Resistant starch, as its name suggests, is not very digestible: partially resists breakdown by digestive enzymes in humans. Therefore, as it is not fully hydrolyzed, it cannot be absorbed in the small intestine and passes into the large intestine. There it can be fermented by the intestinal microbiota. In this way, acts as a prebiotic and stimulates the growth and activity of beneficial bacteria in the colon.
Some media advise us to eat foods rich in carbohydrates cooled, and reheated if necessary to eat them hot, to thus increase the amount of resistant starch we eat and benefit from its many beneficial effects. Next, we will see what is true about its benefits and how to increase your intake.
What is it and where to find it
Resistant starch is classified into five groups. Some are found naturally in foods such as legumes, whole grains, green bananas and some types of corn. Others, on the other hand, are artificially created by the food industry and are found in some processed foods.
Finally, there is a type of resistant starch that is formed during the retrogradation of starch, mainly in gelatinized starches obtained after cooling. It is characteristic of foods rich in carbohydrates that have been cooked and cooled later.
Resistant starch has been credited with numerous positive health effects. In various clinical trials it has shown beneficial effects similar to other prebiotics. Thus, it appears to have positive effects on preventing constipation or reducing the incidence of some types of cancer like the colon.
In addition, they are currently studying its effects on obesity, as it appears to have a satiating effect. This can lead to a decrease in energy intake and therefore a reduction in body weight. In addition, if we transform that digestible starch into resistant starch by cooling some foods, we will be ingesting fewer calories than if we do not transform it (if it is not digested, it is not absorbed).
Resistant starch has been shown to play an important role in lowering blood glucose concentrations, especially in subjects with excess body weight and at risk of developing diabetes. It is a property accepted by the European Food Safety Agency (EFSA).

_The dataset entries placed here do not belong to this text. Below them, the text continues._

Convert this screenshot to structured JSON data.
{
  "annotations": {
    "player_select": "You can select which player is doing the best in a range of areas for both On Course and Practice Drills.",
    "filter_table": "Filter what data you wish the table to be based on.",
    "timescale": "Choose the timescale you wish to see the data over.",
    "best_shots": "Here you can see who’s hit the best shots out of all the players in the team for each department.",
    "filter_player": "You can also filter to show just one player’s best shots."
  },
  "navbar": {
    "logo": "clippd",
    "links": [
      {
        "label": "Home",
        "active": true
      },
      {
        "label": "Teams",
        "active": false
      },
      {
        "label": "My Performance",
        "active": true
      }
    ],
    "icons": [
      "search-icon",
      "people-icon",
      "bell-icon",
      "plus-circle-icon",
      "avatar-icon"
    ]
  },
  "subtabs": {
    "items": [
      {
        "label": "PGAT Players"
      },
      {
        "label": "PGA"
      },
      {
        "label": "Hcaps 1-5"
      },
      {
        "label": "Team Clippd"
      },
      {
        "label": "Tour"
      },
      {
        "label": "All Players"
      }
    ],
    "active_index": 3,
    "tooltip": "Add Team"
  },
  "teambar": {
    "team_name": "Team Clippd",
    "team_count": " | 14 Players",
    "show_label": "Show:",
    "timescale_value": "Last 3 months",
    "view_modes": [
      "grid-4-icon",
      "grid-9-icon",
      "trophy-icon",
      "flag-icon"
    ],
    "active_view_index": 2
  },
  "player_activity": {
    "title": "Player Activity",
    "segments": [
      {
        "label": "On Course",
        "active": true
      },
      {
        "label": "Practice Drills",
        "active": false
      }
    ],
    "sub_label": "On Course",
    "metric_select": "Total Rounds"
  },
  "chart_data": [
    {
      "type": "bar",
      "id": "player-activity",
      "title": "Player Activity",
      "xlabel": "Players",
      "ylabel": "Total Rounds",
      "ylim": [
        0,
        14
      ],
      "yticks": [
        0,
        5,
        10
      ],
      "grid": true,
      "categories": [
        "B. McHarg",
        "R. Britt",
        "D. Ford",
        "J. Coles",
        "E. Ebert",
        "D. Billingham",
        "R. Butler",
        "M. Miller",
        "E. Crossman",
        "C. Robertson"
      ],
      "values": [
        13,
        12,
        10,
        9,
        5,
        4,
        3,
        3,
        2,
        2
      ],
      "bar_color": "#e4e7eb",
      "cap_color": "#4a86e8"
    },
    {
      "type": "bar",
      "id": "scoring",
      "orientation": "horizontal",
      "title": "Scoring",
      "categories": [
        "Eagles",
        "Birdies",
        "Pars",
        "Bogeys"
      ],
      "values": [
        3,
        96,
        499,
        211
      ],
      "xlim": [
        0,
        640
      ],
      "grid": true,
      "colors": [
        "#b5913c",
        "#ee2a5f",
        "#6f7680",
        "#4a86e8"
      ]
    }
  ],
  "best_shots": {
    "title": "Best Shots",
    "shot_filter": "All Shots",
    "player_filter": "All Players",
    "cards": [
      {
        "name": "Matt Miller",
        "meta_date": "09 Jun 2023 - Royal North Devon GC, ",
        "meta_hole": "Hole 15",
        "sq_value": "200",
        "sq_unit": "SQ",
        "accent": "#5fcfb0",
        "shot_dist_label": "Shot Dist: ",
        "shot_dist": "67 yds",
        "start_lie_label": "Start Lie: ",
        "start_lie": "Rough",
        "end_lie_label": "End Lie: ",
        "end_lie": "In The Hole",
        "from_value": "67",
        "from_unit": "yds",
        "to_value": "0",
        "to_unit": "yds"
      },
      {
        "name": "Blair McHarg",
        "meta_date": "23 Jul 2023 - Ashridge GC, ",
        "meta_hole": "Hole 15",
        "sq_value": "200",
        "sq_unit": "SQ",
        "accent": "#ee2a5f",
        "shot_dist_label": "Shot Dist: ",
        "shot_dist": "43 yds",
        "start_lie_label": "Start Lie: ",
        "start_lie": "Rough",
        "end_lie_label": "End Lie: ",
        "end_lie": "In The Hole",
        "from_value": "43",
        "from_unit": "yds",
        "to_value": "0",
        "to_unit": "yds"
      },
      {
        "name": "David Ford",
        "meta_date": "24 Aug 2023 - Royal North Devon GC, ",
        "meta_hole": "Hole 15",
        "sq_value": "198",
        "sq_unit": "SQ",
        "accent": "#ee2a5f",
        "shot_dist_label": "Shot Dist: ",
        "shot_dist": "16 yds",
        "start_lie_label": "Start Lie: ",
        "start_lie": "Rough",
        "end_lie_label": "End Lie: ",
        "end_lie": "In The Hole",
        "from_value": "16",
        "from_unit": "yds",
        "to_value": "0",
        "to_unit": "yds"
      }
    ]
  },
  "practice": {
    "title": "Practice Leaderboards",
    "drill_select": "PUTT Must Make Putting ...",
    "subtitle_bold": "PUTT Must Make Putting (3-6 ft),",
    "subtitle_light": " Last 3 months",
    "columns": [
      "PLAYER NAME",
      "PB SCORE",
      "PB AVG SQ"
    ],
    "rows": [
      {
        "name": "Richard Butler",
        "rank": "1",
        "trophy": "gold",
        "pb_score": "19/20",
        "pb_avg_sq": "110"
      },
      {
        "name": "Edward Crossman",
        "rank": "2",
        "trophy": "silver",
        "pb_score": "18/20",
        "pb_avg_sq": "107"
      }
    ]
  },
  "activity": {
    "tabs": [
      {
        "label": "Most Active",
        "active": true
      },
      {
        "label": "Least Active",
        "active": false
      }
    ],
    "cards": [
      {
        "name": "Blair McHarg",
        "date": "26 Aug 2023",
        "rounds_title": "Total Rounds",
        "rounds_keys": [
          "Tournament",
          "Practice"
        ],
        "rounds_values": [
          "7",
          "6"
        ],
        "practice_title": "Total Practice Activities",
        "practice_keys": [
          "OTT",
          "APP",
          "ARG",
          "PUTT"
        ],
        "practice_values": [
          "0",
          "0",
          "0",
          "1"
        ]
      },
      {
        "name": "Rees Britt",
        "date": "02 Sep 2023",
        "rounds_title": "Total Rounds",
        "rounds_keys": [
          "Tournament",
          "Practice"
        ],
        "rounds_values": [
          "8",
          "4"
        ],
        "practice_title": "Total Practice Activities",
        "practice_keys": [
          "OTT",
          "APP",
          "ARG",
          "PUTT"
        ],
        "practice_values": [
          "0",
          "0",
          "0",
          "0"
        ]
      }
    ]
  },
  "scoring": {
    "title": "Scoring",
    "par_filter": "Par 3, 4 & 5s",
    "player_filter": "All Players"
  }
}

Specifically, the EFSA states that the substitution of digestible starches for resistant starches in a meal contributes to reducing the increase in blood glucose after eating (when the final resistant starch content represents at least 14% of the total starch). Therefore, its intake is especially interesting in people with insulin resistance and type 2 diabetes mellitus.
There are several mechanisms by which it could exert this effect on glucose concentrations. The digestible starch is hydrolyzed to glucose, which is absorbed in the small intestine and finally reaches the blood, raising its concentrations. On the other hand the Resistant starch is not fully digested, resulting in less glucose being absorbed, thus generating a lower rise in blood glucose.
Another potential mechanism involved may be the production of short-chain fatty acids generated by bacteria in the colon when fermenting it, which by a mechanism not yet fully understood can help regulate blood glucose levels.
Currently, there are no official recommendations on the optimal or minimum daily intake for resistant starch. In addition, the data on its intake by the population are not very precise. However, to get an idea of how much we eat, we present some data.
In a study carried out in the United States, it was observed that the average intake of resistant starch in its population was of 4.6 grams per day in men and 3.3 grams in women. In Europe there are no recent data, but some studies showed an intake similar to that of the United States, far from ingest in China (almost 15 grams / day).
How to increase your intake
First of all, we can include foods rich in resistant starch in a “natural” way, such as legumes, whole grains, or underripe banana.
Another way to increase your intake is to chilling some foods that have digestible starch like rice, pasta, or potatoes after cooking. If this cooling is done in the refrigerator, the amount of resistant starch increases more than if it is done at room temperature.
In addition, refrigerating it for longer increases the formation of resistant starch. For example, we can cook food (rich in starch) the day before and keep it in the fridge until consumption. It is important to mention that its reheating reduces the amount of resistant starch, so it is advisable not to reheat it at very high temperatures. to avoid reducing their quantity too much.
In addition, the food industry, which is constantly creating innovative food products with health benefits, has developed foods rich in resistant starch, which can also be used to increase intake if the consumer considers it so.
Finally, as a conclusion, it should be remembered that the intake of resistant starch is beneficial to health, like any prebiotic, but it has also been shown that it can be especially beneficial in some diseases such as insulin resistance or type 2 diabetes mellitus. Finally, we must add that more studies are needed to determine its beneficial effects on other diseases such as obesity.
* Saioa Gómez Zorita is a professor at the University of the Basque Country. Researcher at the Network Biomedical Research Center for the Physiopathology of Obesity and Nutrition (CiberObn) and at the Bioaraba Health Research Institute, University of the Basque Country / Euskal Herriko Unibertsitatea.
* Maria Puy Portillo is Professor of Nutrition. Center for Biomedical Research Network on the Physiopathology of Obesity and Nutrition (CIBERobn), University of the Basque Country / Euskal Herriko Unibertsitatea.
** This article was originally published on The Conversation